Oft pronounced warnings to Muslims to limit their religious/cultural practices and symbols to their own spaces seek to establish and cement a public-Hindu, private-Muslim dichotomy. Muslims can indulge in their everyday displays of Muslimness—performance of namaz, wearing of hijab or any other, provided they do so within their private realm. BJP leadership repeatedly caution and its supporters often intimidate Muslim citizens to refrain from these displays in what is cast as a steadily homogenizing Hindu public realm. Faced with immense pressure, many Muslims are increasingly compelled to conduct themselves in public spaces as essentially disembodied beings in religious and communitarian terms, invisibilizing all identifiers. Yet even here they encounter blatant discrimination: the attempts to obscure and efface their religion leave Muslims open to the charge of deceit and duplicity. They can, at will, be accused of deception and deliberate concealment of their religious identity.
Spaces are divided into the Muslim (Muslim homes, madrasas and mosques), and the Hindu (schools, colleges, roads, parks and practically all other public spaces).

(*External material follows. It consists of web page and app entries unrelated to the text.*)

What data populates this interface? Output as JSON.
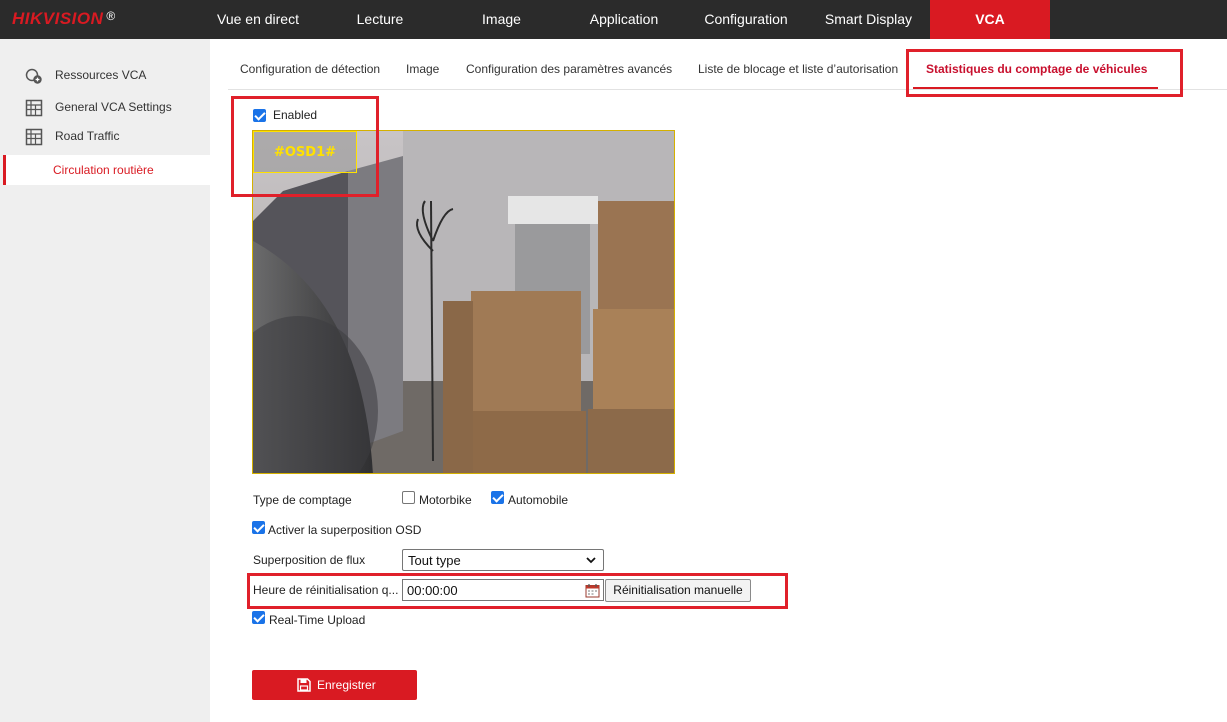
{
  "brand": {
    "logo_text": "HIKVISION",
    "registered": "®",
    "accent": "#d91a22"
  },
  "topnav": [
    {
      "label": "Vue en direct"
    },
    {
      "label": "Lecture"
    },
    {
      "label": "Image"
    },
    {
      "label": "Application"
    },
    {
      "label": "Configuration"
    },
    {
      "label": "Smart Display"
    },
    {
      "label": "VCA",
      "active": true
    }
  ],
  "sidebar": {
    "items": [
      {
        "label": "Ressources VCA",
        "icon": "resources-icon"
      },
      {
        "label": "General VCA Settings",
        "icon": "grid-settings-icon"
      },
      {
        "label": "Road Traffic",
        "icon": "grid-traffic-icon"
      }
    ],
    "sub_item": {
      "label": "Circulation routière",
      "active": true
    }
  },
  "tabs": [
    {
      "label": "Configuration de détection"
    },
    {
      "label": "Image"
    },
    {
      "label": "Configuration des paramètres avancés"
    },
    {
      "label": "Liste de blocage et liste d’autorisation"
    },
    {
      "label": "Statistiques du comptage de véhicules",
      "active": true
    }
  ],
  "form": {
    "enabled": {
      "label": "Enabled",
      "checked": true
    },
    "osd_text": "#OSD1#",
    "counting_type": {
      "label": "Type de comptage",
      "options": [
        {
          "label": "Motorbike",
          "checked": false
        },
        {
          "label": "Automobile",
          "checked": true
        }
      ]
    },
    "osd_overlay": {
      "label": "Activer la superposition OSD",
      "checked": true
    },
    "flux": {
      "label": "Superposition de flux",
      "value": "Tout type"
    },
    "reset_time": {
      "label": "Heure de réinitialisation q...",
      "value": "00:00:00"
    },
    "manual_reset": {
      "label": "Réinitialisation manuelle"
    },
    "realtime_upload": {
      "label": "Real-Time Upload",
      "checked": true
    },
    "save": {
      "label": "Enregistrer"
    }
  },
  "colors": {
    "checkbox": "#1a73e8",
    "highlight_box": "#e0202a",
    "osd": "#ffe100"
  }
}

If Muslim homes, madrasas and mosques are the assigned spaces for Muslims to practice their religion and demonstrate associated cultural markers, the outside of those spaces is readily recast as Hindu, where such observances and markers have no place or acceptance. Spaces are divided into the Muslim (Muslim homes, madrasas and mosques), and the Hindu (schools, colleges, roads, parks and practically all other public spaces). This notional splitting of spaces draws from and simultaneously strengthens the belief that Muslims and Hindus represent two mutually exclusive and opposing collectivities. These attempts at demarcation and/or barricading of Muslims have to be viewed against the backdrop of the country-wide protests that broke out against the Citizenship Amendment Act (CAA) and the National Register of Citizens (NRC) over two years ago. What CAA and NRC sought to accomplish was to tie Indian citizenship inextricably to religion. The protests that erupted in response contested this interlinking. Hordes of citizens, including avowedly Muslim citizens, took to the streets and other public spaces, screaming injustice. These protests invited undisguised hostility from the Indian state and wide sections of the country’s media. The protestors were dubbed anti-nationals, vilified for being motivated by financial rewards, hounded, and even attacked. But they held their ground and steadfastly demanded the delinking of citizenship from considerations of religion. This defiance was not to be countenanced; the Muslims had to be pushed back and put in their place. They, along with their religious-cultural symbols, had to be expelled from the public realm and confined to their private spaces. The ensuing COVID-19 pandemic and lockdowns provided easy cover for that. The current efforts to ban the namaz and hijab in public spaces are seeking to actively invisibilize Muslims.